Very few up-and-coming innovations excite people the way 3-D printing does, whether you’re talking about its current capabilities or its amazing potential. Now that technology has met “soft” needs such as communication and information-gathering, the next step is creating technology capable of manipulating the physical world — a capability that 3-D printing in medicine seems to already display. The technology is already simplifying, expediting, and improving medicine in astounding ways, and has even more impressive advancements on the horizon.

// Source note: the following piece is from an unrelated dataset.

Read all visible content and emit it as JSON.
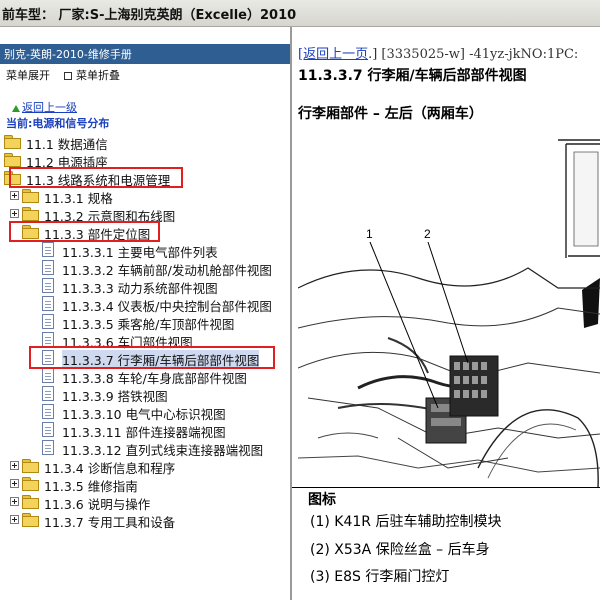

Apart from prosthetic limbs an alternative prosthetics which are all about material replacement, improving manufacturing processes is another field where 3- printing technology is shaping up well. Spiritam became the first 3-D-printed medication to receive FDA approval in 2015, bringing more benefits than just simplified manufacturing with it. The tablets melt in the mouth almost instantly as they are considerably more porous than traditionally manufactured medications and their layered construction allows for extremely precise active-ingredient dosages, lessening the variance between batches seen in traditionally manufactured medications.
However, the implication of 3-D printing in medicine on the pharmaceutical industry is far greater than a more consistent finished product. The technology will eventually usher in a new era of personalized medications which will allow care providers to prescribe and produce patient-specific dosages based on numerous factors instead of relying on the dosages recommended by pharmaceutical companies. Pharmacies could also custom-print all-in-one medications based on provider’s findings which will ultimately lead to lowering costs and improving outcomes.